--- START ---

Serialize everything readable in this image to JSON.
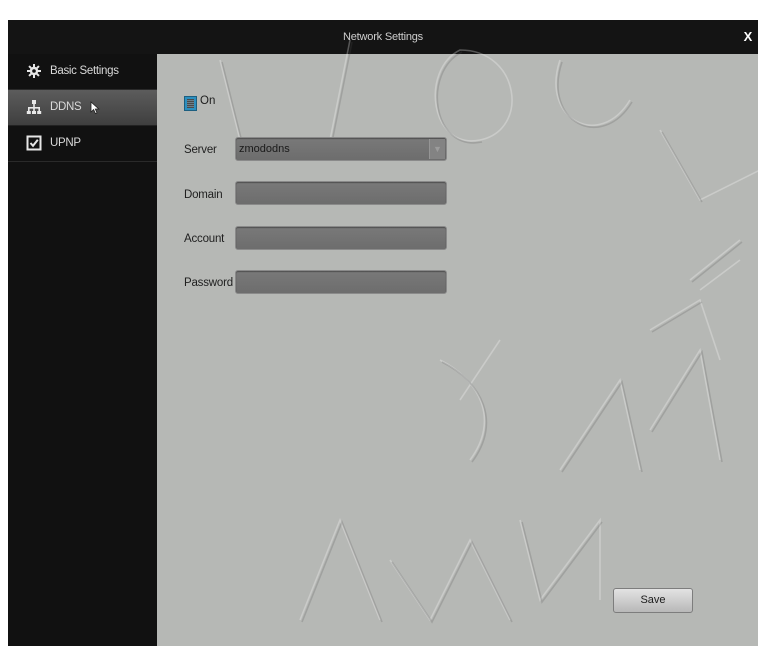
{
  "window": {
    "title": "Network Settings",
    "close_label": "X"
  },
  "sidebar": {
    "items": [
      {
        "label": "Basic Settings",
        "icon": "gear-icon",
        "active": false
      },
      {
        "label": "DDNS",
        "icon": "network-icon",
        "active": true
      },
      {
        "label": "UPNP",
        "icon": "checkbox-icon",
        "active": false
      }
    ]
  },
  "form": {
    "toggle": {
      "label": "On",
      "checked": true
    },
    "server": {
      "label": "Server",
      "value": "zmododns"
    },
    "domain": {
      "label": "Domain",
      "value": ""
    },
    "account": {
      "label": "Account",
      "value": ""
    },
    "password": {
      "label": "Password",
      "value": ""
    }
  },
  "actions": {
    "save_label": "Save"
  },
  "colors": {
    "accent": "#2c8fbf",
    "titlebar": "#141414",
    "content_bg": "#b6b8b5"
  }
}
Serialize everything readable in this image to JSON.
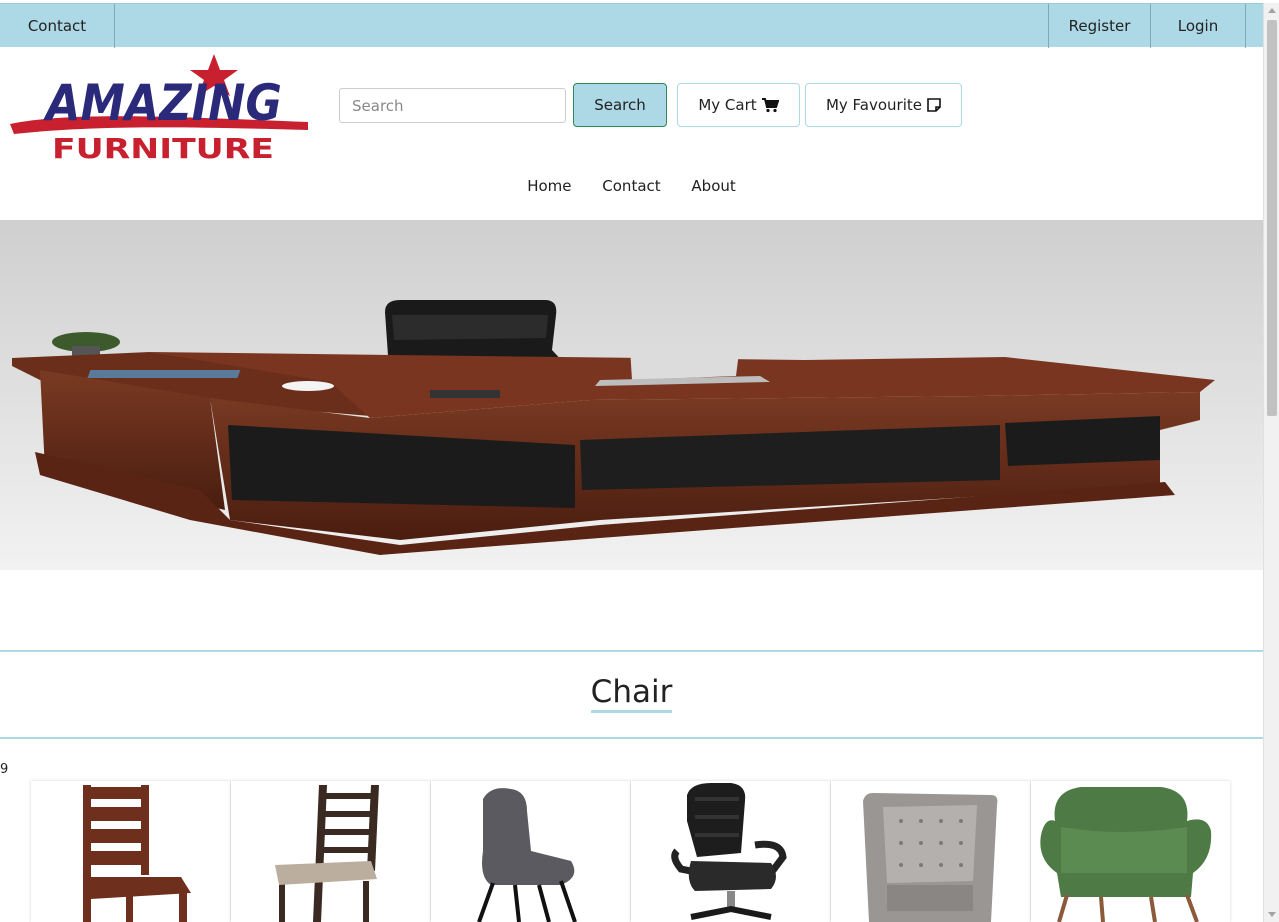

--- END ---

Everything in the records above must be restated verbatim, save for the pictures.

# ANSWER SECTION
Serialize everything readable in this image to JSON.
{
  "window": {
    "title": "Network Settings",
    "close_label": "X"
  },
  "sidebar": {
    "items": [
      {
        "label": "Basic Settings",
        "icon": "gear-icon",
        "active": false
      },
      {
        "label": "DDNS",
        "icon": "network-icon",
        "active": true
      },
      {
        "label": "UPNP",
        "icon": "checkbox-icon",
        "active": false
      }
    ]
  },
  "form": {
    "toggle": {
      "label": "On",
      "checked": true
    },
    "server": {
      "label": "Server",
      "value": "zmododns"
    },
    "domain": {
      "label": "Domain",
      "value": ""
    },
    "account": {
      "label": "Account",
      "value": ""
    },
    "password": {
      "label": "Password",
      "value": ""
    }
  },
  "actions": {
    "save_label": "Save"
  },
  "colors": {
    "accent": "#2c8fbf",
    "titlebar": "#141414",
    "content_bg": "#b6b8b5"
  }
}
Serialize everything readable in this image to JSON.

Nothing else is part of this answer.